The New Hampshire Union Leader endorsed Republican presidential hopeful Newt Gingrich today, giving Gingrich his most significant endorsement yet, and snubbing Mitt Romney as “one who tells us what he thinks we want to hear.”
In an above-the-fold editorial today, the Gingrich endorsement ran under the headline, “For President, Newt Gingrich.”
While the endorsement was largely positive regarding Gingrich, the editorial board said they did not agree with all of Gingrich’s positions and acknowledged what many Republicans are saying about the field of candidates.
“We would rather back someone with whom we may sometimes disagree than one who tells us what he thinks we want to hear,” the paper said. “Newt Gingrich is by no means the perfect candidate.”
In 2007, the paper endorsed Sen. John McCain, who then went on to win the state’s primary. But the paper’s track record is not spotless: In 2000, Steve Forbes got the endorsement but little else when voters headed to the polls that January.
The snub comes just over a week after Romney was seated next to Union Leader publisher Joe McQuaid at a fundraising luncheon in Manchester.
The Romney campaign did not immediately respond to a request for comment.
The paper met with all of the presidential candidates except for Rep. Michele Bachmann and Tim Pawlenty, who, according to editorial page editor Drew Cline, “Just weren’t here.”
Businessman Herman Cain is scheduled to meet with the editorial board this week, and it’s not yet known if that plan will change in light of the endorsement.
The editorial board spoke with Gingrich last Monday, when apparently he was able to persuade the members with his straight-talk and a campaign strategy in which Gingrich says is based on solutions.
“We are in critical need of the innovative, forward-looking strategy and positive leadership that Gingrich has shown he is capable of providing,” the Union Leader wrote.

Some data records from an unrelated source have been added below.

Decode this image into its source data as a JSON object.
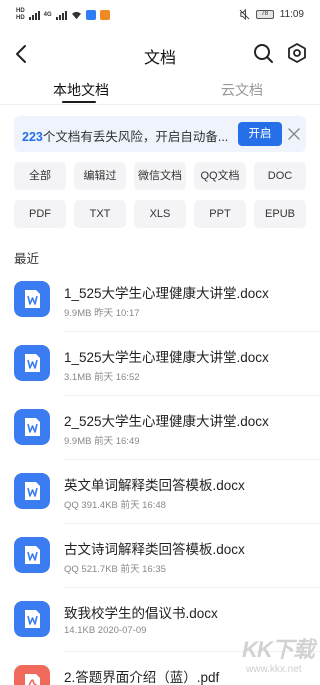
{
  "status_bar": {
    "network_labels": [
      "HD",
      "HD"
    ],
    "signal_label": "4G",
    "battery": "78",
    "time": "11:09"
  },
  "header": {
    "title": "文档",
    "icons": [
      "back-arrow-icon",
      "search-icon",
      "gear-icon"
    ]
  },
  "tabs": [
    {
      "label": "本地文档",
      "active": true
    },
    {
      "label": "云文档",
      "active": false
    }
  ],
  "banner": {
    "count": "223",
    "text": "个文档有丢失风险，开启自动备...",
    "button": "开启"
  },
  "filters": [
    "全部",
    "编辑过",
    "微信文档",
    "QQ文档",
    "DOC",
    "PDF",
    "TXT",
    "XLS",
    "PPT",
    "EPUB"
  ],
  "recent_label": "最近",
  "files": [
    {
      "name": "1_525大学生心理健康大讲堂.docx",
      "meta": "9.9MB  昨天 10:17",
      "type": "word"
    },
    {
      "name": "1_525大学生心理健康大讲堂.docx",
      "meta": "3.1MB  前天 16:52",
      "type": "word"
    },
    {
      "name": "2_525大学生心理健康大讲堂.docx",
      "meta": "9.9MB  前天 16:49",
      "type": "word"
    },
    {
      "name": "英文单词解释类回答模板.docx",
      "meta": "QQ  391.4KB  前天 16:48",
      "type": "word"
    },
    {
      "name": "古文诗词解释类回答模板.docx",
      "meta": "QQ  521.7KB  前天 16:35",
      "type": "word"
    },
    {
      "name": "致我校学生的倡议书.docx",
      "meta": "14.1KB  2020-07-09",
      "type": "word"
    },
    {
      "name": "2.答题界面介绍（蓝）.pdf",
      "meta": "",
      "type": "pdf"
    }
  ],
  "watermark": {
    "text": "KK下载",
    "url": "www.kkx.net"
  },
  "colors": {
    "accent": "#2570e8",
    "word_icon": "#3b7cf0",
    "pdf_icon": "#f06a5c",
    "banner_bg": "#eef3fc",
    "chip_bg": "#f4f4f6"
  }
}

The Gingrich campaign seemed to be near dead in the summer when his staff left in a mass exodus after reports surfaced Gingrich had two half-million dollar credit lines at Tiffany’s and took a luxury cruise to the Greece, despite advisers’ recommendations.
Gingrich said Friday his campaign was like the movie “The Sixth Sense.”

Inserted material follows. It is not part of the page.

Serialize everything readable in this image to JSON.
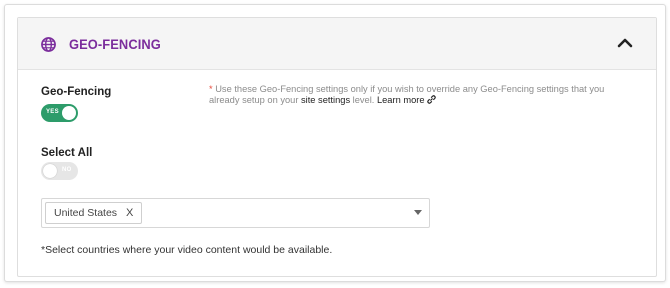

“I was the only man in the room who didn’t know I was dead,” Gingrich said to a Naples, Fla., crowd.
Despite recent scrutiny Gingrich faced with reports surfacing he made almost $2 million from consulting for failed home mortgage corporation Freddie Mac up until its collapse and reports that he changed his position on health mandates, the Union Leader was able to look past his so far roller coaster campaign.
“Our nation is in peril, yet much of the attention has been focused on fluff, silliness and each candidate’s minor miscues,” the paper wrote.
The editorial cited Gingrich’s “Contract with America” from the early 1990s and his history of leading Republicans to their first majority in the House in 40 years. The federal government had a balanced budget all four years of Gingrich’s stint as speaker, and “even a surplus despite the political challenge of dealing with a Democratic President,” the Union Leader wrote.
“A lot of candidates say they’re going to improve Washington,” the endorsement said. “Newt Gingrich has actually done that, and in this race he offers the best shot of doing it again.”
More than 600 people showed up at both events the Gingrich campaign held in Naples this weekend. His rise in the polls has been a steady climb from 6 percent in the summer to around 14 percent support in October, to a virtual tie with Romney at the top of the pack. The former Massachusetts governor’s numbers have always been at or near the top of the field.
The Gingrich campaign released a statement today saying the Union Leader was one of the country’s “most important conservative barometers,” boasting that the paper was among the first to champion Ronald Reagan.
“Newt Gingrich has solidified his hold as the conservative front runner in the 2012 presidential race,” the Gingrich campaign said.
This weekend, former President Bill Clinton, who dueled with Gingrich when he was speaker of the House, had nice words to say about Gingrich to Newsmax.
“He’s articulate and he tries to think of a conservative version of an idea that will solve a legitimate problem,” Clinton said.
Clinton said after watching the national security debate, Gingrich’s position on undocumented immigrants and a social security guarantee would make an independent voter say, “Well, I’ve got to consider that.”
“I think he’s doing well just because he is thinking and people are hungry for ideas that make sense,” Clinton said.
The Union Leader wrote today they looked for conservatives with “courage and conviction who are independent-minded, grounded in their core beliefs about this nation and its people, and best equipped for the job.”
Gingrich is scheduled to campaign in South Carolina Monday through Wednesday and then to head to Iowa Thursday. There are no plans in the current public schedule to campaign in New Hampshire in the coming week.